__Work request__
What you give back should match the entries below character for character.

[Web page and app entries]
>>>>

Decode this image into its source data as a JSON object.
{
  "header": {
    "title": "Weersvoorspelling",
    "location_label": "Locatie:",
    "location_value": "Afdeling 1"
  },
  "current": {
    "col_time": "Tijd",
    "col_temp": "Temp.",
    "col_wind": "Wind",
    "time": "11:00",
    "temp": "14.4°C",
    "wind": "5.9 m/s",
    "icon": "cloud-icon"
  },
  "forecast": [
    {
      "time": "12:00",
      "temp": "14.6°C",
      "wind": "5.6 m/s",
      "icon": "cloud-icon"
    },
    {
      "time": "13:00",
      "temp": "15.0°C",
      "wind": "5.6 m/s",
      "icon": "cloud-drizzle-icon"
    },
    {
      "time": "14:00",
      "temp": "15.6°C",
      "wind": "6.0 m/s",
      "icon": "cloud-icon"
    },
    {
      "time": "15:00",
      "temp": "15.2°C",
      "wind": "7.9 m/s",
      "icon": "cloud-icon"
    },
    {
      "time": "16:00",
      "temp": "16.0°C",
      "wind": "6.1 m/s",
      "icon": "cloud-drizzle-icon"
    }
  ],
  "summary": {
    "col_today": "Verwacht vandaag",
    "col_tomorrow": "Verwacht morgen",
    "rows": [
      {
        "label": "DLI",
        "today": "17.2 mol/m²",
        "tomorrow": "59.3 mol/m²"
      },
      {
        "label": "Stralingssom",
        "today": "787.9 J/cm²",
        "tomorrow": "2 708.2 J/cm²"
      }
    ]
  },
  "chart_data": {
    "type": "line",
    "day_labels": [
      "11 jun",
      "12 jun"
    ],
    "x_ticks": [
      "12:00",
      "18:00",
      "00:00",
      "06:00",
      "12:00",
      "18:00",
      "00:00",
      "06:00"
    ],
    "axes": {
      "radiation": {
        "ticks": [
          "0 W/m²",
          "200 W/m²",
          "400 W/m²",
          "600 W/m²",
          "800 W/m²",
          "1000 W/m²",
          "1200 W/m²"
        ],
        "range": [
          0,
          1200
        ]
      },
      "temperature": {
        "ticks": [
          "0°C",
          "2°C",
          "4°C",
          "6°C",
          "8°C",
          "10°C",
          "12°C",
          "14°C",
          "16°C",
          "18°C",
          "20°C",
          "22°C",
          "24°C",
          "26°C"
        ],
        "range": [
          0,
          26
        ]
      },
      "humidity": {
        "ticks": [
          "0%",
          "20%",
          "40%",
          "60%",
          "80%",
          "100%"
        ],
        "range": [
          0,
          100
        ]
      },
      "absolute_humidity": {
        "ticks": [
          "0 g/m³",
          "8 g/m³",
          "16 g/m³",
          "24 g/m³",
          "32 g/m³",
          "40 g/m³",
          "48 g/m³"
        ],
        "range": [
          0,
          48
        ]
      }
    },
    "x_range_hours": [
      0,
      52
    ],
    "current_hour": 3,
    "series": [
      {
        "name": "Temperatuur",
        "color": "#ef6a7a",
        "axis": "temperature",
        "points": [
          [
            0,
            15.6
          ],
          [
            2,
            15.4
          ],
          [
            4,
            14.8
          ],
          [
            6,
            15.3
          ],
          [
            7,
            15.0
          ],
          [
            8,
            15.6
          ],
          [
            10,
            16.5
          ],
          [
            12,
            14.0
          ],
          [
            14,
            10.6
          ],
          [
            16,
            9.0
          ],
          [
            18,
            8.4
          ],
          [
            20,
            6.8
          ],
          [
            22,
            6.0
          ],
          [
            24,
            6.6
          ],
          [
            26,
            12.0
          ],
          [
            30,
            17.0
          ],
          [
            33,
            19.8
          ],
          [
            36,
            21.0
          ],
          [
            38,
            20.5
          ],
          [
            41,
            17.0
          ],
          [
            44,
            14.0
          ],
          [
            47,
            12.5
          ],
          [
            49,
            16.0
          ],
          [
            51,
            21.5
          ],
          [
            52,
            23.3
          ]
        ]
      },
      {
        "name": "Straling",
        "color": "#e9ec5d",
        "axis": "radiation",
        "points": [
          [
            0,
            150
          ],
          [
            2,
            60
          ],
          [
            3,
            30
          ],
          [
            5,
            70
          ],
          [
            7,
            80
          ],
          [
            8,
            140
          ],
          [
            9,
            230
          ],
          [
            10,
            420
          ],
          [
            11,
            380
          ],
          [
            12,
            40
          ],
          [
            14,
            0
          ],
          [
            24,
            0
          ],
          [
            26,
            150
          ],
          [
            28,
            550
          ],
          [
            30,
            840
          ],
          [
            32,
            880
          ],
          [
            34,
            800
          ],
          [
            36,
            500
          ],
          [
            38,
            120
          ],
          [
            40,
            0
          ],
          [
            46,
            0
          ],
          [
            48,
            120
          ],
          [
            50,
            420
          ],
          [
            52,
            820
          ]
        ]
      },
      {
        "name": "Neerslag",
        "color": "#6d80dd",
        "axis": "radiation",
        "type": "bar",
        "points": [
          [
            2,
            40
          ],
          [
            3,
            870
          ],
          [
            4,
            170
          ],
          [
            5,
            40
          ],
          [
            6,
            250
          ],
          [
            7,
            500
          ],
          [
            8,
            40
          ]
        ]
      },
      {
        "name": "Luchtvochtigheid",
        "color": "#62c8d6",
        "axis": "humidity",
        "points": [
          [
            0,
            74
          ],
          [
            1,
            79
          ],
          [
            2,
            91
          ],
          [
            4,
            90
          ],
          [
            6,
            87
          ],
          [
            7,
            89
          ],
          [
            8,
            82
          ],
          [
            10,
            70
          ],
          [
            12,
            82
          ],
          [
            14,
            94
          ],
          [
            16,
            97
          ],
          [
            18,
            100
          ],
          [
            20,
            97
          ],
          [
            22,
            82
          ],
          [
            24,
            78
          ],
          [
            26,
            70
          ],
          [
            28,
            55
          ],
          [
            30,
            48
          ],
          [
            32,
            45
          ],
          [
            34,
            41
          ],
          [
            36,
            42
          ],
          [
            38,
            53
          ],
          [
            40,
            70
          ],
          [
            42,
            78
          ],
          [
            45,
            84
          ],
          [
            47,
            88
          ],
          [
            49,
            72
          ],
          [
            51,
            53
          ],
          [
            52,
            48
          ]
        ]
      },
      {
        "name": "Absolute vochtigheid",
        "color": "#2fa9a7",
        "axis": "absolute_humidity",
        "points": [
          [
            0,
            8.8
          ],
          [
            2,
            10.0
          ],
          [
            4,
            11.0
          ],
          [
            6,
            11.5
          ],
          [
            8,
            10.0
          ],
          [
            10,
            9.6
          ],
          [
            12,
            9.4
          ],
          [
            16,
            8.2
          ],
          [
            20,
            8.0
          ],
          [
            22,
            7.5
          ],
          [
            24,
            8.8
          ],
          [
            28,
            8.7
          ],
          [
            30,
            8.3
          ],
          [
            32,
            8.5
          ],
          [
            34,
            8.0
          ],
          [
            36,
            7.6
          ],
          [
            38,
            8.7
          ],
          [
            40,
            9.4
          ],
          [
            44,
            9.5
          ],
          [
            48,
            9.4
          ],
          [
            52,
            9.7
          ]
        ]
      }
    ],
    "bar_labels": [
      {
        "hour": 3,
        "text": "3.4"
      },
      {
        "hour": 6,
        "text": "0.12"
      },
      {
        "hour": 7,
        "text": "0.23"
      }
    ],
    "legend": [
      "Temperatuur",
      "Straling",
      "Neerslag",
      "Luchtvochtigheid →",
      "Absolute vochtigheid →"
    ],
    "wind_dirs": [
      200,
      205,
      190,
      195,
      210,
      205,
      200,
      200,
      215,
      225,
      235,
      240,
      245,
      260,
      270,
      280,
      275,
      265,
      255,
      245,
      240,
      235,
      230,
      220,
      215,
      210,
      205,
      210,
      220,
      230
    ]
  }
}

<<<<

__Response to the task__
Decode this image into its source data as a JSON object.
{
  "header": {
    "title": "Weersvoorspelling",
    "location_label": "Locatie:",
    "location_value": "Afdeling 1"
  },
  "current": {
    "col_time": "Tijd",
    "col_temp": "Temp.",
    "col_wind": "Wind",
    "time": "11:00",
    "temp": "14.4°C",
    "wind": "5.9 m/s",
    "icon": "cloud-icon"
  },
  "forecast": [
    {
      "time": "12:00",
      "temp": "14.6°C",
      "wind": "5.6 m/s",
      "icon": "cloud-icon"
    },
    {
      "time": "13:00",
      "temp": "15.0°C",
      "wind": "5.6 m/s",
      "icon": "cloud-drizzle-icon"
    },
    {
      "time": "14:00",
      "temp": "15.6°C",
      "wind": "6.0 m/s",
      "icon": "cloud-icon"
    },
    {
      "time": "15:00",
      "temp": "15.2°C",
      "wind": "7.9 m/s",
      "icon": "cloud-icon"
    },
    {
      "time": "16:00",
      "temp": "16.0°C",
      "wind": "6.1 m/s",
      "icon": "cloud-drizzle-icon"
    }
  ],
  "summary": {
    "col_today": "Verwacht vandaag",
    "col_tomorrow": "Verwacht morgen",
    "rows": [
      {
        "label": "DLI",
        "today": "17.2 mol/m²",
        "tomorrow": "59.3 mol/m²"
      },
      {
        "label": "Stralingssom",
        "today": "787.9 J/cm²",
        "tomorrow": "2 708.2 J/cm²"
      }
    ]
  },
  "chart_data": {
    "type": "line",
    "day_labels": [
      "11 jun",
      "12 jun"
    ],
    "x_ticks": [
      "12:00",
      "18:00",
      "00:00",
      "06:00",
      "12:00",
      "18:00",
      "00:00",
      "06:00"
    ],
    "axes": {
      "radiation": {
        "ticks": [
          "0 W/m²",
          "200 W/m²",
          "400 W/m²",
          "600 W/m²",
          "800 W/m²",
          "1000 W/m²",
          "1200 W/m²"
        ],
        "range": [
          0,
          1200
        ]
      },
      "temperature": {
        "ticks": [
          "0°C",
          "2°C",
          "4°C",
          "6°C",
          "8°C",
          "10°C",
          "12°C",
          "14°C",
          "16°C",
          "18°C",
          "20°C",
          "22°C",
          "24°C",
          "26°C"
        ],
        "range": [
          0,
          26
        ]
      },
      "humidity": {
        "ticks": [
          "0%",
          "20%",
          "40%",
          "60%",
          "80%",
          "100%"
        ],
        "range": [
          0,
          100
        ]
      },
      "absolute_humidity": {
        "ticks": [
          "0 g/m³",
          "8 g/m³",
          "16 g/m³",
          "24 g/m³",
          "32 g/m³",
          "40 g/m³",
          "48 g/m³"
        ],
        "range": [
          0,
          48
        ]
      }
    },
    "x_range_hours": [
      0,
      52
    ],
    "current_hour": 3,
    "series": [
      {
        "name": "Temperatuur",
        "color": "#ef6a7a",
        "axis": "temperature",
        "points": [
          [
            0,
            15.6
          ],
          [
            2,
            15.4
          ],
          [
            4,
            14.8
          ],
          [
            6,
            15.3
          ],
          [
            7,
            15.0
          ],
          [
            8,
            15.6
          ],
          [
            10,
            16.5
          ],
          [
            12,
            14.0
          ],
          [
            14,
            10.6
          ],
          [
            16,
            9.0
          ],
          [
            18,
            8.4
          ],
          [
            20,
            6.8
          ],
          [
            22,
            6.0
          ],
          [
            24,
            6.6
          ],
          [
            26,
            12.0
          ],
          [
            30,
            17.0
          ],
          [
            33,
            19.8
          ],
          [
            36,
            21.0
          ],
          [
            38,
            20.5
          ],
          [
            41,
            17.0
          ],
          [
            44,
            14.0
          ],
          [
            47,
            12.5
          ],
          [
            49,
            16.0
          ],
          [
            51,
            21.5
          ],
          [
            52,
            23.3
          ]
        ]
      },
      {
        "name": "Straling",
        "color": "#e9ec5d",
        "axis": "radiation",
        "points": [
          [
            0,
            150
          ],
          [
            2,
            60
          ],
          [
            3,
            30
          ],
          [
            5,
            70
          ],
          [
            7,
            80
          ],
          [
            8,
            140
          ],
          [
            9,
            230
          ],
          [
            10,
            420
          ],
          [
            11,
            380
          ],
          [
            12,
            40
          ],
          [
            14,
            0
          ],
          [
            24,
            0
          ],
          [
            26,
            150
          ],
          [
            28,
            550
          ],
          [
            30,
            840
          ],
          [
            32,
            880
          ],
          [
            34,
            800
          ],
          [
            36,
            500
          ],
          [
            38,
            120
          ],
          [
            40,
            0
          ],
          [
            46,
            0
          ],
          [
            48,
            120
          ],
          [
            50,
            420
          ],
          [
            52,
            820
          ]
        ]
      },
      {
        "name": "Neerslag",
        "color": "#6d80dd",
        "axis": "radiation",
        "type": "bar",
        "points": [
          [
            2,
            40
          ],
          [
            3,
            870
          ],
          [
            4,
            170
          ],
          [
            5,
            40
          ],
          [
            6,
            250
          ],
          [
            7,
            500
          ],
          [
            8,
            40
          ]
        ]
      },
      {
        "name": "Luchtvochtigheid",
        "color": "#62c8d6",
        "axis": "humidity",
        "points": [
          [
            0,
            74
          ],
          [
            1,
            79
          ],
          [
            2,
            91
          ],
          [
            4,
            90
          ],
          [
            6,
            87
          ],
          [
            7,
            89
          ],
          [
            8,
            82
          ],
          [
            10,
            70
          ],
          [
            12,
            82
          ],
          [
            14,
            94
          ],
          [
            16,
            97
          ],
          [
            18,
            100
          ],
          [
            20,
            97
          ],
          [
            22,
            82
          ],
          [
            24,
            78
          ],
          [
            26,
            70
          ],
          [
            28,
            55
          ],
          [
            30,
            48
          ],
          [
            32,
            45
          ],
          [
            34,
            41
          ],
          [
            36,
            42
          ],
          [
            38,
            53
          ],
          [
            40,
            70
          ],
          [
            42,
            78
          ],
          [
            45,
            84
          ],
          [
            47,
            88
          ],
          [
            49,
            72
          ],
          [
            51,
            53
          ],
          [
            52,
            48
          ]
        ]
      },
      {
        "name": "Absolute vochtigheid",
        "color": "#2fa9a7",
        "axis": "absolute_humidity",
        "points": [
          [
            0,
            8.8
          ],
          [
            2,
            10.0
          ],
          [
            4,
            11.0
          ],
          [
            6,
            11.5
          ],
          [
            8,
            10.0
          ],
          [
            10,
            9.6
          ],
          [
            12,
            9.4
          ],
          [
            16,
            8.2
          ],
          [
            20,
            8.0
          ],
          [
            22,
            7.5
          ],
          [
            24,
            8.8
          ],
          [
            28,
            8.7
          ],
          [
            30,
            8.3
          ],
          [
            32,
            8.5
          ],
          [
            34,
            8.0
          ],
          [
            36,
            7.6
          ],
          [
            38,
            8.7
          ],
          [
            40,
            9.4
          ],
          [
            44,
            9.5
          ],
          [
            48,
            9.4
          ],
          [
            52,
            9.7
          ]
        ]
      }
    ],
    "bar_labels": [
      {
        "hour": 3,
        "text": "3.4"
      },
      {
        "hour": 6,
        "text": "0.12"
      },
      {
        "hour": 7,
        "text": "0.23"
      }
    ],
    "legend": [
      "Temperatuur",
      "Straling",
      "Neerslag",
      "Luchtvochtigheid →",
      "Absolute vochtigheid →"
    ],
    "wind_dirs": [
      200,
      205,
      190,
      195,
      210,
      205,
      200,
      200,
      215,
      225,
      235,
      240,
      245,
      260,
      270,
      280,
      275,
      265,
      255,
      245,
      240,
      235,
      230,
      220,
      215,
      210,
      205,
      210,
      220,
      230
    ]
  }
}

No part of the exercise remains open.